William Olin Stillman (September 9, 1856 - March 24, 1924) was an American physician, animal welfare activist, humanitarian and medical writer.
Stillman was born in Normansville, New York. He graduated from Albany Medical College in 1878 and worked as a physician at a sanitarium in Saratoga Springs (1878-1883). He obtained a Master of Arts from Union College in 1880. He lectured on the history of medicine at Albany Medical School and wrote many medical publications. He received his M.D. in 1878.
He was physician to the Open Door Mission and Hospital for Incurables (1887-1888) and to the Dominican Monastery and the Home For Christian Workers. He married Frances M. Rice on April 18, 1880.

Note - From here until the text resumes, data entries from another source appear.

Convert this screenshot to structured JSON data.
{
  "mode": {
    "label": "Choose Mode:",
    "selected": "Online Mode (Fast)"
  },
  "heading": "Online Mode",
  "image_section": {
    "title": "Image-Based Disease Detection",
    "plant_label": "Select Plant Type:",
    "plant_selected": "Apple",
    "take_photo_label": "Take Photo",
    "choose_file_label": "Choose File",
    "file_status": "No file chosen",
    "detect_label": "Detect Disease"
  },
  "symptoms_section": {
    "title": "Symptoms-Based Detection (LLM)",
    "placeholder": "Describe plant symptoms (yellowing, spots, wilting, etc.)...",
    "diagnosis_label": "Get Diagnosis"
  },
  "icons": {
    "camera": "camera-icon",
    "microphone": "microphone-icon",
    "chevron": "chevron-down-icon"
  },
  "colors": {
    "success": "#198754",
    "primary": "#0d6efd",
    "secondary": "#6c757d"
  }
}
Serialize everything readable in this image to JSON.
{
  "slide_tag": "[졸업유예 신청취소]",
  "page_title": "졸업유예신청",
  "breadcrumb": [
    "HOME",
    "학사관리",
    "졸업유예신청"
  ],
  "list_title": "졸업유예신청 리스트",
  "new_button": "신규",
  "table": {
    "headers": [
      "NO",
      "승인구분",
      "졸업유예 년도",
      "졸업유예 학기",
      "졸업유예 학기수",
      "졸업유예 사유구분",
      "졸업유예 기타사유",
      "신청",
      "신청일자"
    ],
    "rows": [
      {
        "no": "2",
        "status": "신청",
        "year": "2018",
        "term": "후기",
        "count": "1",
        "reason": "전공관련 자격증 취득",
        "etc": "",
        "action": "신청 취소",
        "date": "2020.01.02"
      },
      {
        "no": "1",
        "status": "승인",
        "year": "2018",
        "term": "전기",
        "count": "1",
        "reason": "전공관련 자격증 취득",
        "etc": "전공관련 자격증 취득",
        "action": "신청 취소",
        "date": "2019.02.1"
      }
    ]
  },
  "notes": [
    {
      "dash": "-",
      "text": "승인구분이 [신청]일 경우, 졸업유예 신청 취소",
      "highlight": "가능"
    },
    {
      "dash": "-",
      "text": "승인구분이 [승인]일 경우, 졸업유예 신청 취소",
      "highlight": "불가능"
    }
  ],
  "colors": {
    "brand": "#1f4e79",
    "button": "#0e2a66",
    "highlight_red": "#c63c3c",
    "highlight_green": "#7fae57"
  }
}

Stillman supported the humane treatment of animals and children and was president of the American Humane Association for 20 years. He was president of the Mohawk & Hudson River Humane Society for 36 years. He was chairman of the New York State Humane Education Committee and president of the International Federation of Societies for Animal Protection. Stillman established the Be Kind to Animals Week in 1915.
The American Humane Association offers the William O. Stillman award to animals who in the face of danger have saved human lives or vice versa. The award is given "for recognition of a humane act of rescuing animals at personal risk or of the rescue by an animal of human life by virtue of extreme intelligence in an emergency. To an individual or to an animal."